··· Exercise materials ···

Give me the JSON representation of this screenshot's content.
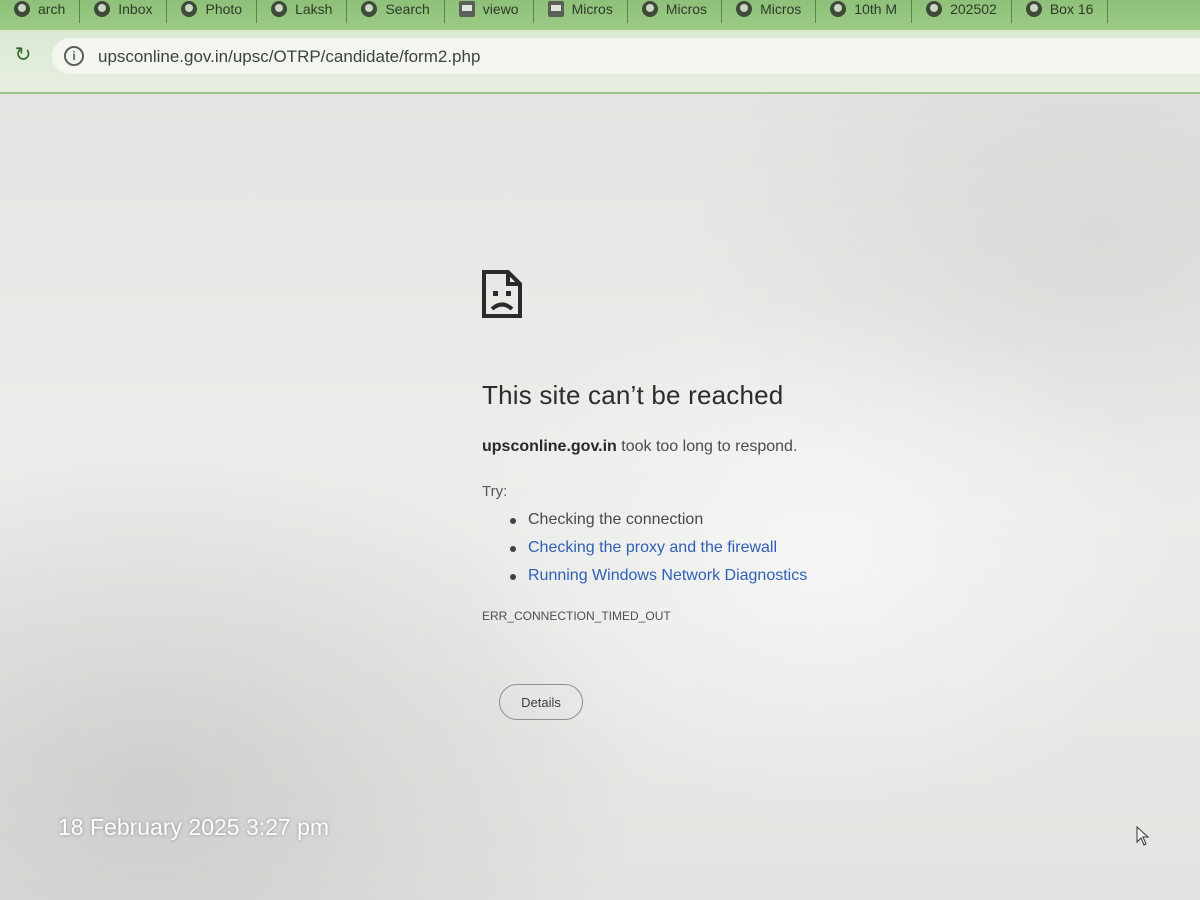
{
  "browser": {
    "tabs": [
      {
        "title": "arch",
        "icon": "globe-icon"
      },
      {
        "title": "Inbox",
        "icon": "globe-icon"
      },
      {
        "title": "Photo",
        "icon": "globe-icon"
      },
      {
        "title": "Laksh",
        "icon": "globe-icon"
      },
      {
        "title": "Search",
        "icon": "globe-icon"
      },
      {
        "title": "viewo",
        "icon": "document-icon"
      },
      {
        "title": "Micros",
        "icon": "document-icon"
      },
      {
        "title": "Micros",
        "icon": "globe-icon"
      },
      {
        "title": "Micros",
        "icon": "globe-icon"
      },
      {
        "title": "10th M",
        "icon": "globe-icon"
      },
      {
        "title": "202502",
        "icon": "globe-icon"
      },
      {
        "title": "Box 16",
        "icon": "globe-icon"
      }
    ],
    "address_bar": {
      "url": "upsconline.gov.in/upsc/OTRP/candidate/form2.php"
    }
  },
  "error_page": {
    "title": "This site can’t be reached",
    "host": "upsconline.gov.in",
    "message": " took too long to respond.",
    "try_label": "Try:",
    "suggestions": [
      {
        "text": "Checking the connection",
        "link": false
      },
      {
        "text": "Checking the proxy and the firewall",
        "link": true
      },
      {
        "text": "Running Windows Network Diagnostics",
        "link": true
      }
    ],
    "error_code": "ERR_CONNECTION_TIMED_OUT",
    "details_button": "Details"
  },
  "photo_overlay": {
    "timestamp": "18 February 2025 3:27 pm"
  },
  "colors": {
    "link": "#2f5fb5",
    "tab_strip": "#9bcb85",
    "toolbar": "#e6eee1"
  }
}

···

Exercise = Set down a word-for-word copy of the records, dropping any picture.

Solution to this exercise =
Give me the JSON representation of this screenshot's content.
{
  "browser": {
    "tabs": [
      {
        "title": "arch",
        "icon": "globe-icon"
      },
      {
        "title": "Inbox",
        "icon": "globe-icon"
      },
      {
        "title": "Photo",
        "icon": "globe-icon"
      },
      {
        "title": "Laksh",
        "icon": "globe-icon"
      },
      {
        "title": "Search",
        "icon": "globe-icon"
      },
      {
        "title": "viewo",
        "icon": "document-icon"
      },
      {
        "title": "Micros",
        "icon": "document-icon"
      },
      {
        "title": "Micros",
        "icon": "globe-icon"
      },
      {
        "title": "Micros",
        "icon": "globe-icon"
      },
      {
        "title": "10th M",
        "icon": "globe-icon"
      },
      {
        "title": "202502",
        "icon": "globe-icon"
      },
      {
        "title": "Box 16",
        "icon": "globe-icon"
      }
    ],
    "address_bar": {
      "url": "upsconline.gov.in/upsc/OTRP/candidate/form2.php"
    }
  },
  "error_page": {
    "title": "This site can’t be reached",
    "host": "upsconline.gov.in",
    "message": " took too long to respond.",
    "try_label": "Try:",
    "suggestions": [
      {
        "text": "Checking the connection",
        "link": false
      },
      {
        "text": "Checking the proxy and the firewall",
        "link": true
      },
      {
        "text": "Running Windows Network Diagnostics",
        "link": true
      }
    ],
    "error_code": "ERR_CONNECTION_TIMED_OUT",
    "details_button": "Details"
  },
  "photo_overlay": {
    "timestamp": "18 February 2025 3:27 pm"
  },
  "colors": {
    "link": "#2f5fb5",
    "tab_strip": "#9bcb85",
    "toolbar": "#e6eee1"
  }
}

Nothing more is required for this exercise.